    Vic HadfieldDenis Brodeur/Getty Images

    Without question, the GAG Line, along with the Bread Line of the '20s and '30s, are the best lines assembled in Rangers history.

    Jean Ratelle, Vic Hadfield and Rod Gilbert were branded the GAG Line because they were known for scoring what felt like at least one goal per game. Their best overall season came in 1971-72.

    Ratelle led the way with 109 points, which set a Rangers record, after he registered 46 goals and 63 assists. Hadfield also set a Rangers record with 50 goals and added an additional 56 assists for a grand total of 106 points. Gilbert—considered by some to be the greatest player in the franchise’s history—rounded out the trio with 43 goals, 54 assists and 97 points, which were all career highs, save for the assists.

    The three finished third, fourth and fifth in league scoring, behind just Phil Esposito (133 points) and Bobby Orr (117 points). Furthermore, Ratelle took home the Lady Byng Memorial Trophy for sportsmanship, as well as the Lester B. Pearson Award, given to the NHLPA’s MVP.

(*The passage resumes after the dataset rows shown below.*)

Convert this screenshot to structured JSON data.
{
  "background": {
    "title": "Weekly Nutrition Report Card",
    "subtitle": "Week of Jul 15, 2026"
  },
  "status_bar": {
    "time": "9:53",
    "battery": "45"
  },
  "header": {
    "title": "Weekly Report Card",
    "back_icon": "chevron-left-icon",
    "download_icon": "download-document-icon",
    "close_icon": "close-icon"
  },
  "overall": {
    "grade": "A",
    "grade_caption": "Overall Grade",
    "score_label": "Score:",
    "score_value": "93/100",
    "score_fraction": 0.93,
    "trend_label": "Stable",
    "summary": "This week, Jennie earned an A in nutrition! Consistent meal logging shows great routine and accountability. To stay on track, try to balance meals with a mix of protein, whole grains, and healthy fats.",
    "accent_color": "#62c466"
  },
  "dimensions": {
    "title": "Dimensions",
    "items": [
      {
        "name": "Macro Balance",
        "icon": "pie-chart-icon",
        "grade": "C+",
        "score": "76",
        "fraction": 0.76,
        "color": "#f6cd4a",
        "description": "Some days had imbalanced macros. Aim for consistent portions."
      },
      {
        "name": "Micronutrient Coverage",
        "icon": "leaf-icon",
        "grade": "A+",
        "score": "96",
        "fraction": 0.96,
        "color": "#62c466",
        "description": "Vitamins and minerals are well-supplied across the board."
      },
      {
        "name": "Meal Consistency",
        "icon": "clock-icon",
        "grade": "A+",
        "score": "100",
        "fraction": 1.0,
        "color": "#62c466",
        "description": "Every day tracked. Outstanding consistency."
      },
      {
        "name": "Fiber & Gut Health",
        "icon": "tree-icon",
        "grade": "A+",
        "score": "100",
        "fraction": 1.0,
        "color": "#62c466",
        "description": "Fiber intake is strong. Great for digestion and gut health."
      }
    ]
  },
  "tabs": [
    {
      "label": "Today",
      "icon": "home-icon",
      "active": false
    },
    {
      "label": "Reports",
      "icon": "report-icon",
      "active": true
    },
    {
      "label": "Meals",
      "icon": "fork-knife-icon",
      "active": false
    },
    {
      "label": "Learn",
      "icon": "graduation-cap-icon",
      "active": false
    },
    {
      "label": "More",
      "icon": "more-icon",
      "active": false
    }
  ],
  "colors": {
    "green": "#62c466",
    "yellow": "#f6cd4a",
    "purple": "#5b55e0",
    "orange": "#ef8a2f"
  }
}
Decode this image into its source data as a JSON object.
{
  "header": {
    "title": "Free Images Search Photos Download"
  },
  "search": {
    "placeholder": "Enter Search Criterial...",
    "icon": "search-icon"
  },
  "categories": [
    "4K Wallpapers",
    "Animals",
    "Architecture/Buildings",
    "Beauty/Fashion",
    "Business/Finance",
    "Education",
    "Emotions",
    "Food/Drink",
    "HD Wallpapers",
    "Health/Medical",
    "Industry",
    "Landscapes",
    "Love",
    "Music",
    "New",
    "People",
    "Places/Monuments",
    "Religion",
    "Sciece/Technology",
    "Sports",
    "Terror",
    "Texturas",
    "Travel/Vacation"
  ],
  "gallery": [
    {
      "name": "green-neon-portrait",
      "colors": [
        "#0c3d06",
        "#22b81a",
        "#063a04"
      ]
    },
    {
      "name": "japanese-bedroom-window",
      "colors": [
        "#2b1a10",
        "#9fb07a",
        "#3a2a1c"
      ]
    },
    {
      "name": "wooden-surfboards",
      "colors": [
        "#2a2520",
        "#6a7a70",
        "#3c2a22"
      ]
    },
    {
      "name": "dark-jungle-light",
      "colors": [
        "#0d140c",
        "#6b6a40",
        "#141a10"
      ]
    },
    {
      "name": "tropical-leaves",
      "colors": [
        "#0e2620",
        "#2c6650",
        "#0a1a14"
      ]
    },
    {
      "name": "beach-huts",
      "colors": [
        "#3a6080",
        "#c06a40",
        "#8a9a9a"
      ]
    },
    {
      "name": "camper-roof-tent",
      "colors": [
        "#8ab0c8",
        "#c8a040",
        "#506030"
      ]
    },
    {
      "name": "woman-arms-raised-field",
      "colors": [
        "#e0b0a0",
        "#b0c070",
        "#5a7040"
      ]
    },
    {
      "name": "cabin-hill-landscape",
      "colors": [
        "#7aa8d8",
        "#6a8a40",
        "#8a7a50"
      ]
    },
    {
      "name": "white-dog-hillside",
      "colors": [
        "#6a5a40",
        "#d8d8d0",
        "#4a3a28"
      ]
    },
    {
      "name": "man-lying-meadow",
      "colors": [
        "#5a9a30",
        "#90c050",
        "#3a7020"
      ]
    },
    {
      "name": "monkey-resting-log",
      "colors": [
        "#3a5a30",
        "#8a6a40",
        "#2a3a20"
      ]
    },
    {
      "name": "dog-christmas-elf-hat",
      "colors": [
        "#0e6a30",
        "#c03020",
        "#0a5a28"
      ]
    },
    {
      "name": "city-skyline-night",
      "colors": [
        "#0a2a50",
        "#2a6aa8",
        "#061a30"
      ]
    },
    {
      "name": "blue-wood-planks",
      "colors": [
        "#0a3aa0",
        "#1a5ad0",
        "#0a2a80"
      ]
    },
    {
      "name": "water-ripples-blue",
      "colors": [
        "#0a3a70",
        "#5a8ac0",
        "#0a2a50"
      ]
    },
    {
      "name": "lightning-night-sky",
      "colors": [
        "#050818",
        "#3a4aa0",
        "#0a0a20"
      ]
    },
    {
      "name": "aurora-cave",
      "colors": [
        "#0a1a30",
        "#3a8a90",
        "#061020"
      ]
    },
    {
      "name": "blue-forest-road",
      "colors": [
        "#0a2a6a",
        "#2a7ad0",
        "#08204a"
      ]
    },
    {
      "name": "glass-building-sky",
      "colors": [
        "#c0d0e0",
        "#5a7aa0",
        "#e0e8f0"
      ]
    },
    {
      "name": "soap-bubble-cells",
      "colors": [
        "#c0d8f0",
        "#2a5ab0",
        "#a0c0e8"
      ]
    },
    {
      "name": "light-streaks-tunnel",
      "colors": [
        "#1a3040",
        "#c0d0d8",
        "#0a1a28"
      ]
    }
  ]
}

    The Rangers, as a whole, finished the regular season in second place behind the Boston Bruins, whom they would eventually lose to in six games in the Stanley Cup Final.